Dataset rows for apps and sites:

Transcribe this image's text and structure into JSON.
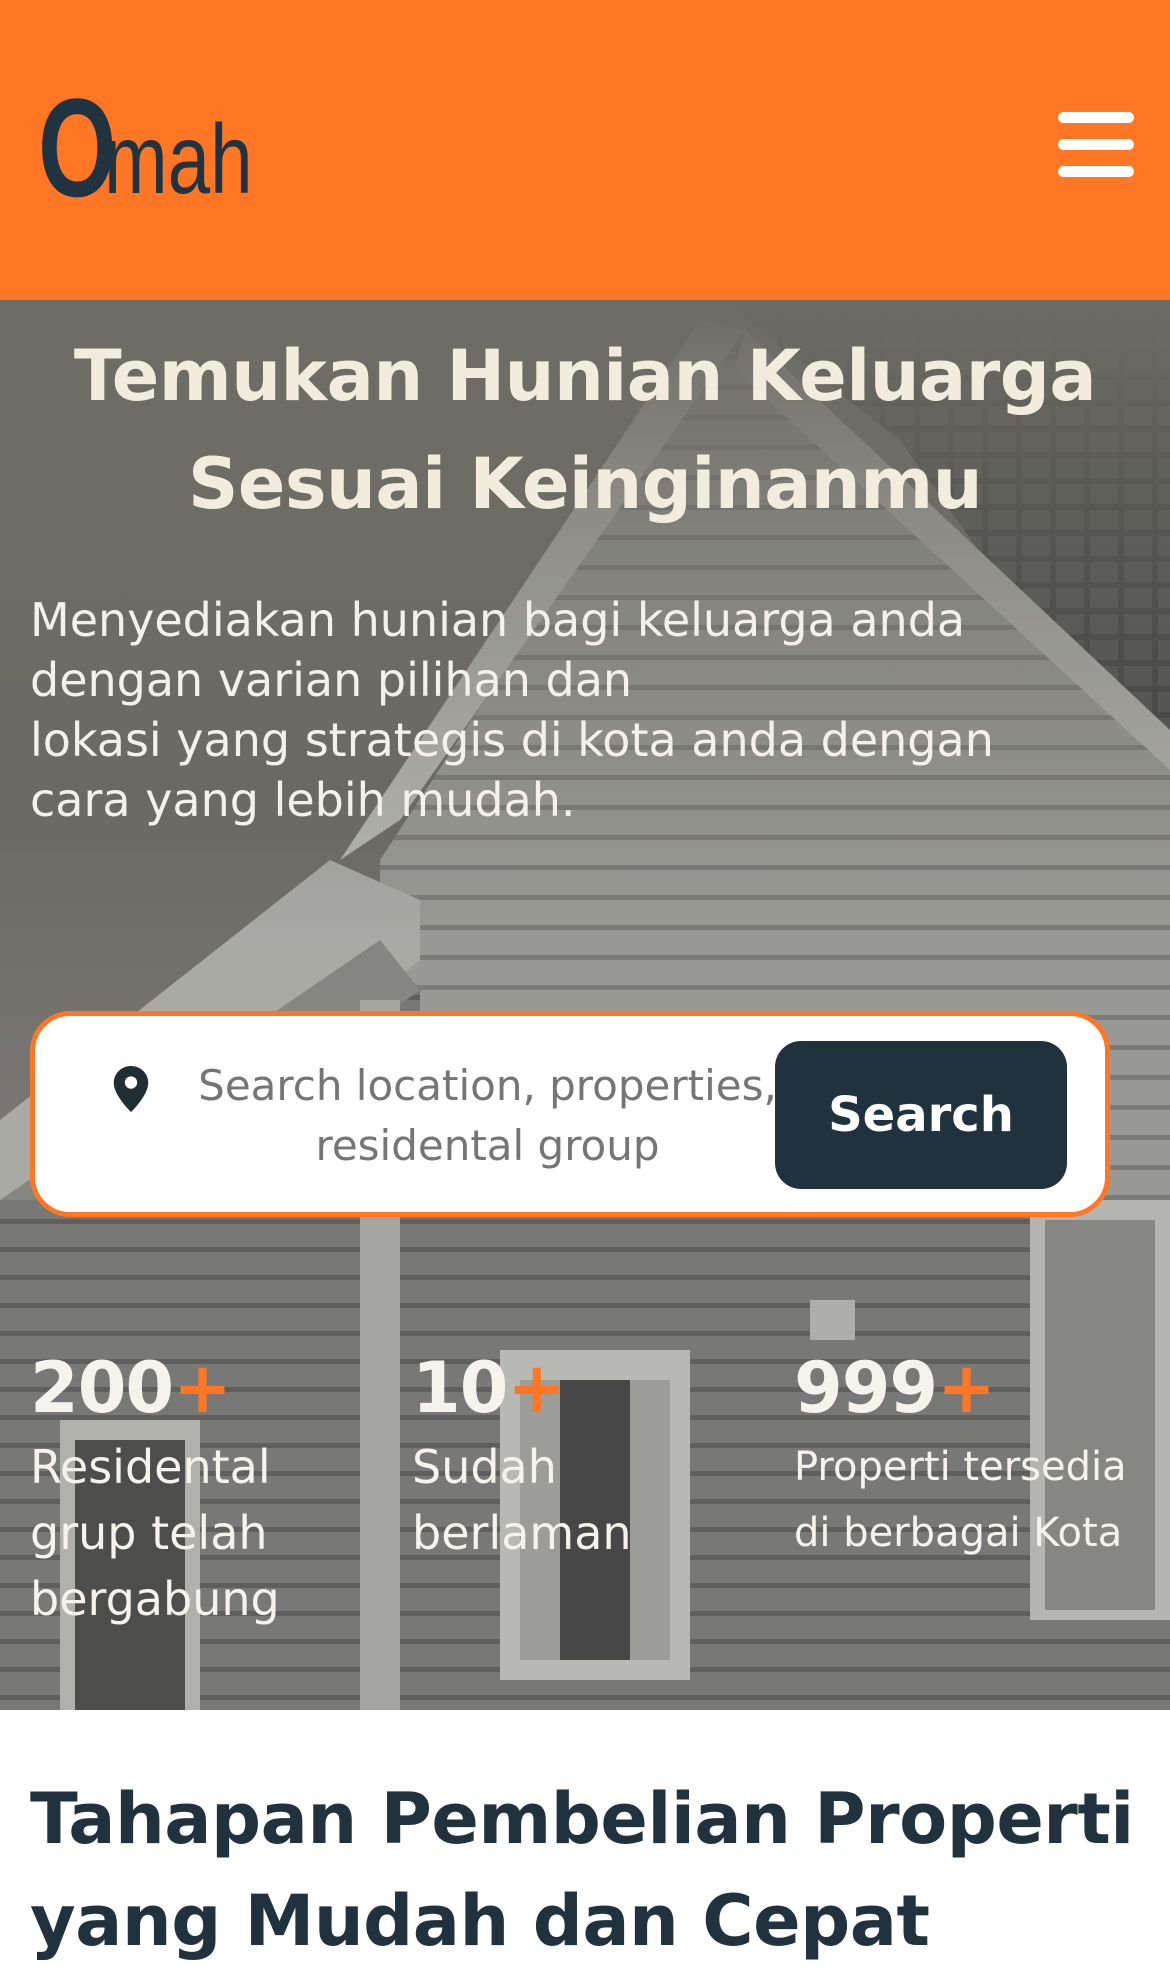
{
  "header": {
    "logo_first": "O",
    "logo_rest": "mah",
    "menu_icon": "hamburger-menu-icon"
  },
  "hero": {
    "title_line1": "Temukan Hunian Keluarga",
    "title_line2": "Sesuai Keinginanmu",
    "description_lines": [
      "Menyediakan hunian bagi keluarga anda",
      "dengan varian pilihan dan",
      "lokasi yang strategis di kota anda dengan",
      "cara yang lebih mudah."
    ]
  },
  "search": {
    "icon": "location-pin-icon",
    "placeholder": "Search location, properties, residental group",
    "button_label": "Search"
  },
  "stats": [
    {
      "number": "200",
      "suffix": "+",
      "label_lines": [
        "Residental",
        "grup telah",
        "bergabung"
      ]
    },
    {
      "number": "10",
      "suffix": "+",
      "label_lines": [
        "Sudah",
        "berlaman"
      ]
    },
    {
      "number": "999",
      "suffix": "+",
      "label_lines": [
        "Properti tersedia",
        "di berbagai Kota"
      ]
    }
  ],
  "section": {
    "title_line1": "Tahapan Pembelian Properti",
    "title_line2": "yang Mudah dan Cepat"
  },
  "colors": {
    "accent": "#ff7625",
    "dark": "#1f323e",
    "hero_text": "#f1ecdd"
  }
}
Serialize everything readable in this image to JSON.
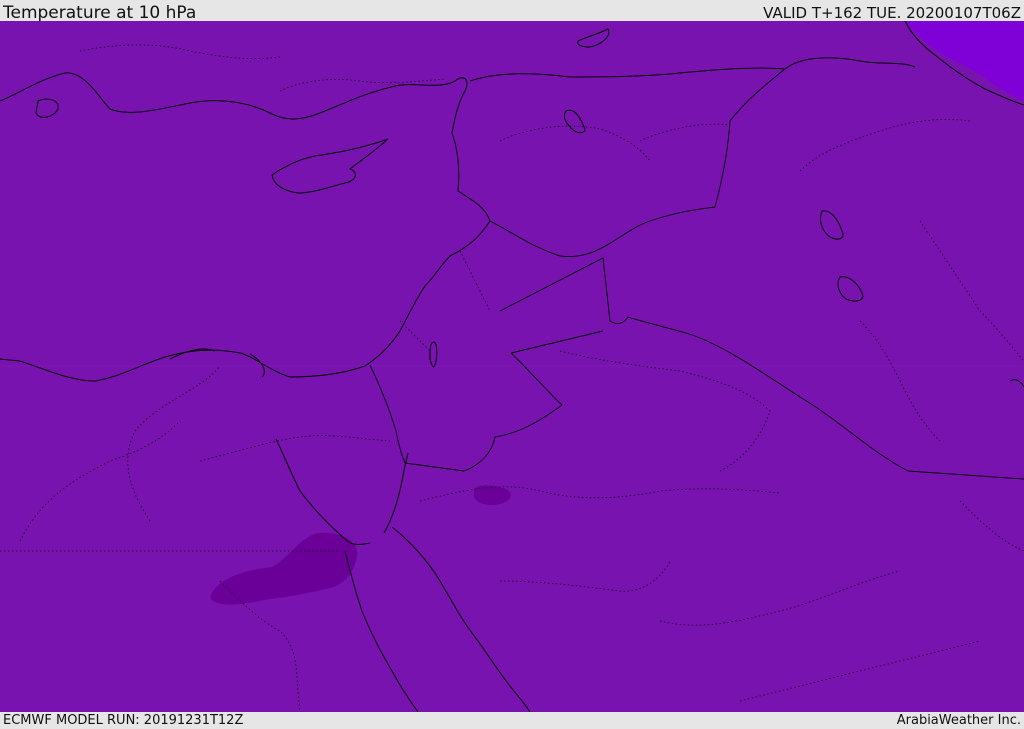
{
  "header": {
    "title": "Temperature at 10 hPa",
    "valid": "VALID T+162 TUE. 20200107T06Z"
  },
  "footer": {
    "model_run": "ECMWF MODEL RUN: 20191231T12Z",
    "credit": "ArabiaWeather Inc."
  },
  "colors": {
    "field_base": "#7913b0",
    "field_cold_corner": "#8000d8",
    "field_warm_blob": "#6b0099",
    "coastline": "#000000",
    "border": "#000000",
    "bar_background": "#e6e6e6"
  }
}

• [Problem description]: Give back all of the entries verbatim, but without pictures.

• [Answer to the problem]:
Transcribe this image's text and structure into JSON.
{
  "header": {
    "logo_first": "O",
    "logo_rest": "mah",
    "menu_icon": "hamburger-menu-icon"
  },
  "hero": {
    "title_line1": "Temukan Hunian Keluarga",
    "title_line2": "Sesuai Keinginanmu",
    "description_lines": [
      "Menyediakan hunian bagi keluarga anda",
      "dengan varian pilihan dan",
      "lokasi yang strategis di kota anda dengan",
      "cara yang lebih mudah."
    ]
  },
  "search": {
    "icon": "location-pin-icon",
    "placeholder": "Search location, properties, residental group",
    "button_label": "Search"
  },
  "stats": [
    {
      "number": "200",
      "suffix": "+",
      "label_lines": [
        "Residental",
        "grup telah",
        "bergabung"
      ]
    },
    {
      "number": "10",
      "suffix": "+",
      "label_lines": [
        "Sudah",
        "berlaman"
      ]
    },
    {
      "number": "999",
      "suffix": "+",
      "label_lines": [
        "Properti tersedia",
        "di berbagai Kota"
      ]
    }
  ],
  "section": {
    "title_line1": "Tahapan Pembelian Properti",
    "title_line2": "yang Mudah dan Cepat"
  },
  "colors": {
    "accent": "#ff7625",
    "dark": "#1f323e",
    "hero_text": "#f1ecdd"
  }
}
Serialize everything readable in this image to JSON.
{
  "header": {
    "title": "Temperature at 10 hPa",
    "valid": "VALID T+162 TUE. 20200107T06Z"
  },
  "footer": {
    "model_run": "ECMWF MODEL RUN: 20191231T12Z",
    "credit": "ArabiaWeather Inc."
  },
  "colors": {
    "field_base": "#7913b0",
    "field_cold_corner": "#8000d8",
    "field_warm_blob": "#6b0099",
    "coastline": "#000000",
    "border": "#000000",
    "bar_background": "#e6e6e6"
  }
}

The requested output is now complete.